Airtel wishes you a pleasant stay in China. You have logged onto China Mobile.

From: Airtel
Date: 19.3.07 11:48 am
Airtel presents Roam-Saver! Dial *108 # and press the calling button to know how to send a free Call-Back SMS to any mobile while u are roaming Internationally.

Date: 21.3.07 7:02 pm
Welcome to CSL! You can now enjoy FREE WiFi service in Hong Kong till 30April07, compliments of CSL & BRIDGE. Dial *199#SEND for USER NAME & PASSWORD.

Date: 21.3.07 7:02 pm
CSL FREE WiFi -To check details & hot spot locations, visit “Local Promotion” of http://conciergego.mobi/go.jsp?c=HKG from your phone or call our hotline *275.

What do you say, aren’t Airtel messages the smartest of the lot above? (If you ignore the fact that you received their messages every time there was a change of network)  The most cryptic seem to be the ones from SMC-Vodafone. And the ALL CAPS message is from China Unicom!

I recall a post I had written earlier Smart SMS from Airtel Mumbai where I had pointed out the difference between the messages that network providers send you when you enter their networks on roaming.

Yunhi Challan Chal Raahi…


I got a traffic challan last month. Awrite, technically it was my mistake. But actually I had been led up the wrong ‘path’, literally.

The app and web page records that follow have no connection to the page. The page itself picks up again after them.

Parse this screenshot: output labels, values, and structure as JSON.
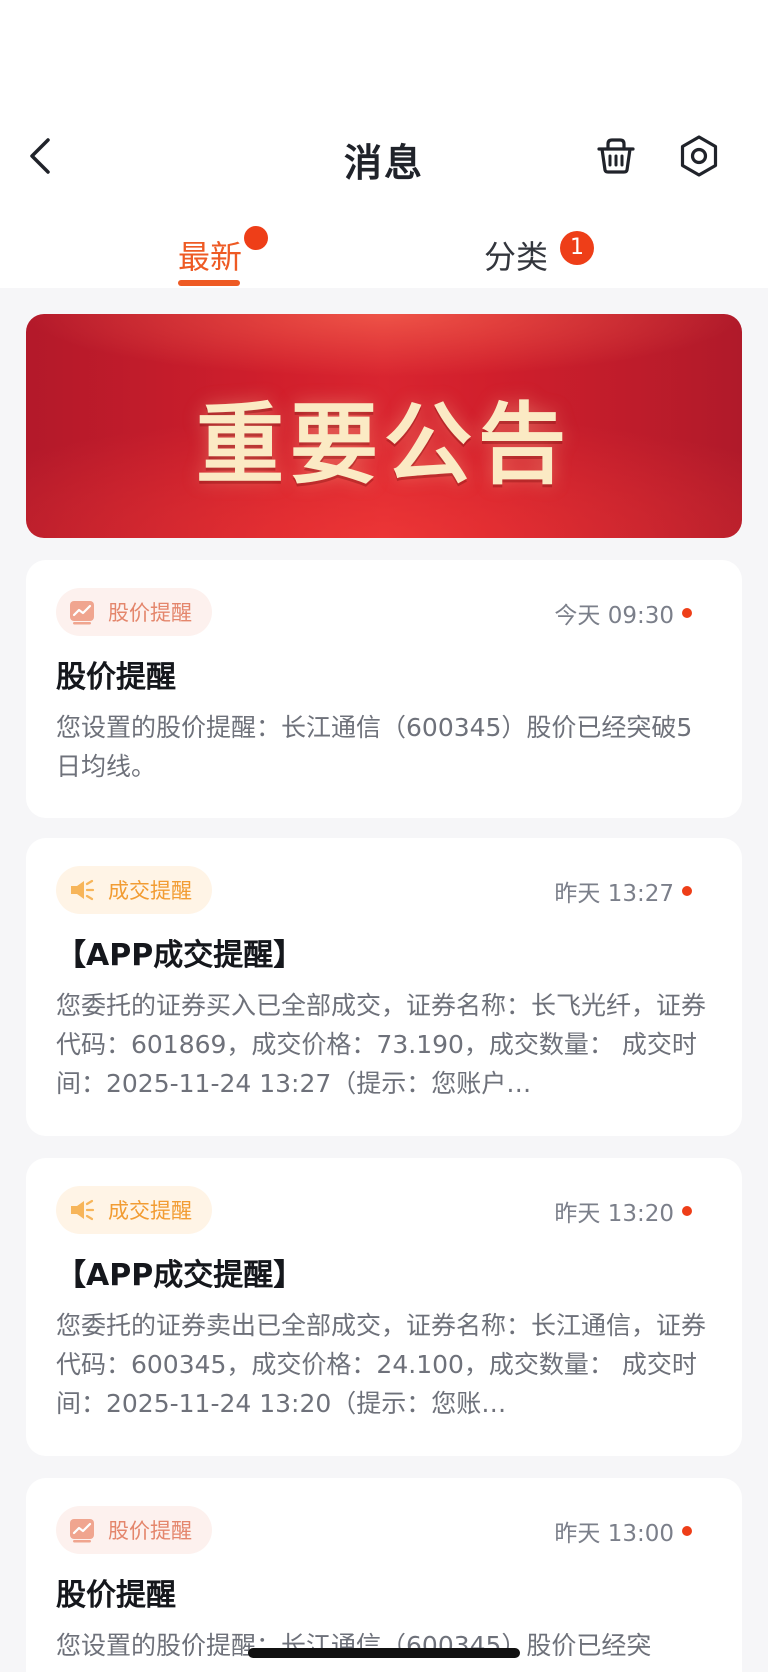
{
  "header": {
    "title": "消息"
  },
  "tabs": [
    {
      "label": "最新",
      "active": true
    },
    {
      "label": "分类",
      "badge": "1"
    }
  ],
  "banner": {
    "text": "重要公告"
  },
  "messages": [
    {
      "tag": "股价提醒",
      "tag_icon": "chart-icon",
      "time": "今天 09:30",
      "title": "股价提醒",
      "body": "您设置的股价提醒：长江通信（600345）股价已经突破5日均线。"
    },
    {
      "tag": "成交提醒",
      "tag_icon": "megaphone-icon",
      "time": "昨天 13:27",
      "title": "【APP成交提醒】",
      "body": "您委托的证券买入已全部成交，证券名称：长飞光纤，证券代码：601869，成交价格：73.190，成交数量：   成交时间：2025-11-24 13:27（提示：您账户…"
    },
    {
      "tag": "成交提醒",
      "tag_icon": "megaphone-icon",
      "time": "昨天 13:20",
      "title": "【APP成交提醒】",
      "body": "您委托的证券卖出已全部成交，证券名称：长江通信，证券代码：600345，成交价格：24.100，成交数量：   成交时间：2025-11-24 13:20（提示：您账…"
    },
    {
      "tag": "股价提醒",
      "tag_icon": "chart-icon",
      "time": "昨天 13:00",
      "title": "股价提醒",
      "body": "您设置的股价提醒：长江通信（600345）股价已经突"
    }
  ],
  "colors": {
    "accent": "#ee5a24",
    "unread": "#ee3e18",
    "banner": "#d11f2c"
  }
}
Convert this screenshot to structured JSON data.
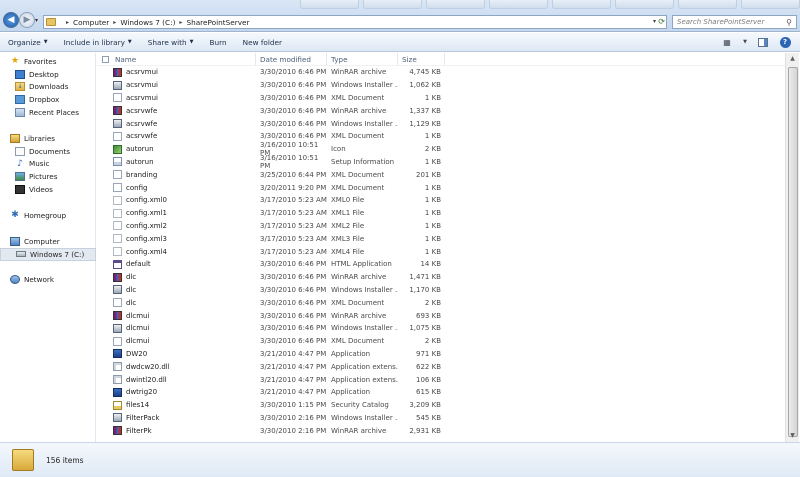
{
  "address": {
    "breadcrumbs": [
      "Computer",
      "Windows 7 (C:)",
      "SharePointServer"
    ],
    "search_placeholder": "Search SharePointServer"
  },
  "toolbar": {
    "organize": "Organize",
    "include_in_library": "Include in library",
    "share_with": "Share with",
    "burn": "Burn",
    "new_folder": "New folder"
  },
  "nav": {
    "favorites": "Favorites",
    "desktop": "Desktop",
    "downloads": "Downloads",
    "dropbox": "Dropbox",
    "recent_places": "Recent Places",
    "libraries": "Libraries",
    "documents": "Documents",
    "music": "Music",
    "pictures": "Pictures",
    "videos": "Videos",
    "homegroup": "Homegroup",
    "computer": "Computer",
    "windows7": "Windows 7 (C:)",
    "network": "Network"
  },
  "columns": {
    "name": "Name",
    "date_modified": "Date modified",
    "type": "Type",
    "size": "Size"
  },
  "files": [
    {
      "name": "acsrvmui",
      "date": "3/30/2010 6:46 PM",
      "type": "WinRAR archive",
      "size": "4,745 KB",
      "icon": "rar"
    },
    {
      "name": "acsrvmui",
      "date": "3/30/2010 6:46 PM",
      "type": "Windows Installer ...",
      "size": "1,062 KB",
      "icon": "msi"
    },
    {
      "name": "acsrvmui",
      "date": "3/30/2010 6:46 PM",
      "type": "XML Document",
      "size": "1 KB",
      "icon": "xml"
    },
    {
      "name": "acsrvwfe",
      "date": "3/30/2010 6:46 PM",
      "type": "WinRAR archive",
      "size": "1,337 KB",
      "icon": "rar"
    },
    {
      "name": "acsrvwfe",
      "date": "3/30/2010 6:46 PM",
      "type": "Windows Installer ...",
      "size": "1,129 KB",
      "icon": "msi"
    },
    {
      "name": "acsrvwfe",
      "date": "3/30/2010 6:46 PM",
      "type": "XML Document",
      "size": "1 KB",
      "icon": "xml"
    },
    {
      "name": "autorun",
      "date": "3/16/2010 10:51 PM",
      "type": "Icon",
      "size": "2 KB",
      "icon": "ico"
    },
    {
      "name": "autorun",
      "date": "3/16/2010 10:51 PM",
      "type": "Setup Information",
      "size": "1 KB",
      "icon": "inf"
    },
    {
      "name": "branding",
      "date": "3/25/2010 6:44 PM",
      "type": "XML Document",
      "size": "201 KB",
      "icon": "xml"
    },
    {
      "name": "config",
      "date": "3/20/2011 9:20 PM",
      "type": "XML Document",
      "size": "1 KB",
      "icon": "xml"
    },
    {
      "name": "config.xml0",
      "date": "3/17/2010 5:23 AM",
      "type": "XML0 File",
      "size": "1 KB",
      "icon": "plain"
    },
    {
      "name": "config.xml1",
      "date": "3/17/2010 5:23 AM",
      "type": "XML1 File",
      "size": "1 KB",
      "icon": "plain"
    },
    {
      "name": "config.xml2",
      "date": "3/17/2010 5:23 AM",
      "type": "XML2 File",
      "size": "1 KB",
      "icon": "plain"
    },
    {
      "name": "config.xml3",
      "date": "3/17/2010 5:23 AM",
      "type": "XML3 File",
      "size": "1 KB",
      "icon": "plain"
    },
    {
      "name": "config.xml4",
      "date": "3/17/2010 5:23 AM",
      "type": "XML4 File",
      "size": "1 KB",
      "icon": "plain"
    },
    {
      "name": "default",
      "date": "3/30/2010 6:46 PM",
      "type": "HTML Application",
      "size": "14 KB",
      "icon": "hta"
    },
    {
      "name": "dlc",
      "date": "3/30/2010 6:46 PM",
      "type": "WinRAR archive",
      "size": "1,471 KB",
      "icon": "rar"
    },
    {
      "name": "dlc",
      "date": "3/30/2010 6:46 PM",
      "type": "Windows Installer ...",
      "size": "1,170 KB",
      "icon": "msi"
    },
    {
      "name": "dlc",
      "date": "3/30/2010 6:46 PM",
      "type": "XML Document",
      "size": "2 KB",
      "icon": "xml"
    },
    {
      "name": "dlcmui",
      "date": "3/30/2010 6:46 PM",
      "type": "WinRAR archive",
      "size": "693 KB",
      "icon": "rar"
    },
    {
      "name": "dlcmui",
      "date": "3/30/2010 6:46 PM",
      "type": "Windows Installer ...",
      "size": "1,075 KB",
      "icon": "msi"
    },
    {
      "name": "dlcmui",
      "date": "3/30/2010 6:46 PM",
      "type": "XML Document",
      "size": "2 KB",
      "icon": "xml"
    },
    {
      "name": "DW20",
      "date": "3/21/2010 4:47 PM",
      "type": "Application",
      "size": "971 KB",
      "icon": "exe"
    },
    {
      "name": "dwdcw20.dll",
      "date": "3/21/2010 4:47 PM",
      "type": "Application extens...",
      "size": "622 KB",
      "icon": "dll"
    },
    {
      "name": "dwintl20.dll",
      "date": "3/21/2010 4:47 PM",
      "type": "Application extens...",
      "size": "106 KB",
      "icon": "dll"
    },
    {
      "name": "dwtrig20",
      "date": "3/21/2010 4:47 PM",
      "type": "Application",
      "size": "615 KB",
      "icon": "exe"
    },
    {
      "name": "files14",
      "date": "3/30/2010 1:15 PM",
      "type": "Security Catalog",
      "size": "3,209 KB",
      "icon": "cat"
    },
    {
      "name": "FilterPack",
      "date": "3/30/2010 2:16 PM",
      "type": "Windows Installer ...",
      "size": "545 KB",
      "icon": "msi"
    },
    {
      "name": "FilterPk",
      "date": "3/30/2010 2:16 PM",
      "type": "WinRAR archive",
      "size": "2,931 KB",
      "icon": "rar"
    }
  ],
  "details": {
    "item_count": "156 items"
  }
}
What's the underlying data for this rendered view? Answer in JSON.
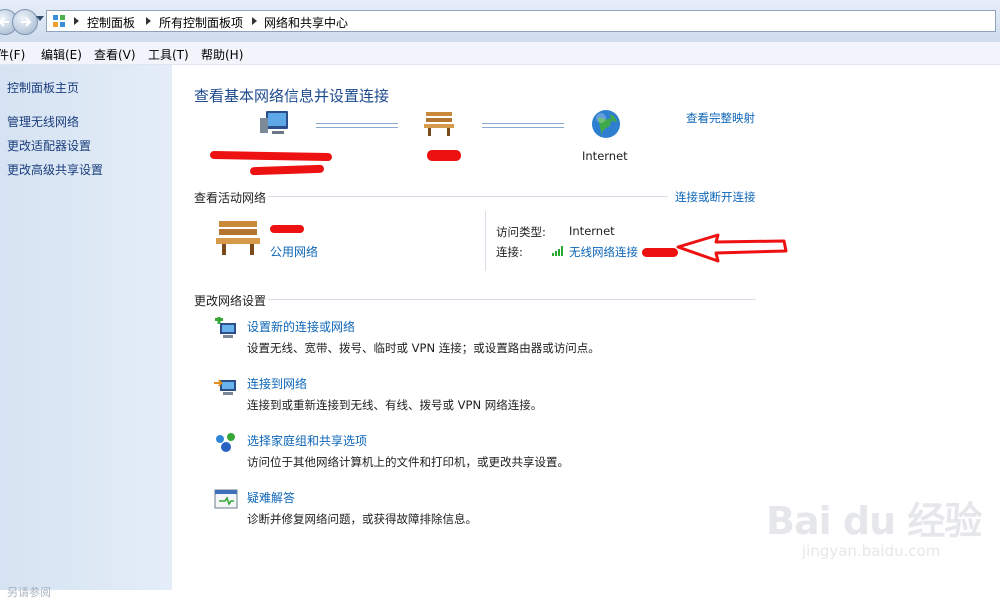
{
  "breadcrumbs": [
    "控制面板",
    "所有控制面板项",
    "网络和共享中心"
  ],
  "menu": [
    "件(F)",
    "编辑(E)",
    "查看(V)",
    "工具(T)",
    "帮助(H)"
  ],
  "sidebar": {
    "items": [
      {
        "label": "控制面板主页"
      },
      {
        "label": "管理无线网络"
      },
      {
        "label": "更改适配器设置"
      },
      {
        "label": "更改高级共享设置"
      }
    ],
    "see_also": "另请参阅"
  },
  "main": {
    "title": "查看基本网络信息并设置连接",
    "view_full_map": "查看完整映射",
    "map": {
      "internet_label": "Internet"
    },
    "active_networks": {
      "heading": "查看活动网络",
      "connect_disconnect": "连接或断开连接",
      "network_type": "公用网络",
      "access_type_label": "访问类型:",
      "access_type_value": "Internet",
      "connections_label": "连接:",
      "connection_link": "无线网络连接"
    },
    "change_settings": {
      "heading": "更改网络设置",
      "items": [
        {
          "title": "设置新的连接或网络",
          "desc": "设置无线、宽带、拨号、临时或 VPN 连接；或设置路由器或访问点。",
          "icon": "new-connection-icon"
        },
        {
          "title": "连接到网络",
          "desc": "连接到或重新连接到无线、有线、拨号或 VPN 网络连接。",
          "icon": "connect-network-icon"
        },
        {
          "title": "选择家庭组和共享选项",
          "desc": "访问位于其他网络计算机上的文件和打印机，或更改共享设置。",
          "icon": "homegroup-icon"
        },
        {
          "title": "疑难解答",
          "desc": "诊断并修复网络问题，或获得故障排除信息。",
          "icon": "troubleshoot-icon"
        }
      ]
    }
  },
  "watermark": {
    "brand": "Bai du 经验",
    "url": "jingyan.baidu.com"
  },
  "colors": {
    "link": "#0e66b8",
    "title": "#1e4a8e",
    "annotation": "#ee1111"
  }
}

Imagine you are taking some friends from ‘vilayat’ out for dinner. You zero in on an ostensible parking lot by the road. The ‘parking lot attendant’ directs you to a comfortable slot. You have a wonderful evening out and when you get back into your car you see this on your windscreen.

Wrong Parking Challan

At first I thought it was some pamphlet, the kind that lazy direct-marketers leave on the wind screens of cars in parking lots. So I tried to brush it off, but it was stuck to the windscreen. So I came out of the car, and this is how the ‘pamphlet’ looked like from the outside.

Wrong Parking Challan

Grrrrr! Insult to injury…

Of course the ‘parking lot attendant’ was nowhere to be seen.

After I had mentally resigned myself to paying up the fine I thought about the various ways in which people get penalized for wrong parking.

1. On the spot challan
The easiest and smoothest. You come back from whatever errand you’d set out for, and a traffic cop awaits you by your car. You pay him Rs.100. He issues you a receipt. End of matter. No corruption, instant gratification!

2. Wheel clamp
You come back from whatever errand you’d set out for, and discover a metal clamp jutting out of your front wheel, immobilizing your car. Since the clamp is an asset for the cop — he can’t be far away, and would surface soon. However, this is a ‘long-term remedy’ method that penalizes the driver (in the hope that s/he won’t repeat the same mistake) but does not remove the wrongly parked vehicle from the spot of potential chaos!

3. Postal challan
You come back from whatever errand you’d set out for, and drive-on in life. A few days later you receive a challan by post. Most of the times you don’t agree that you have been deservingly penalized. You then have two options — to either contest your case to prove that you are innocent, or pay up Rs.100. Not surprisingly, most people prefer the second option!

4. Sticker challan
The above-discussed scenario. But what if someone were to rip off the sticker from the car parked next. The driver/owner of the car parked next would never know s/he had been challaned and would end up getting court summons!

5. Tow-away
You come back from whatever errand you’d set out for, and your car is nowhere to be found. With mounting palpitation you wonder if your car has been stolen. Sometimes, little mercies occur in the form of eye-witnesses who tell you your car has been towed away. The mercies end when you need to first find out the police station where such cars are taken and then gauging the physical damage to your car!

Oh, by the way, I paid up my fine at the required police-station where the queue for my-kind-of-challan was the shortest! Some mercy!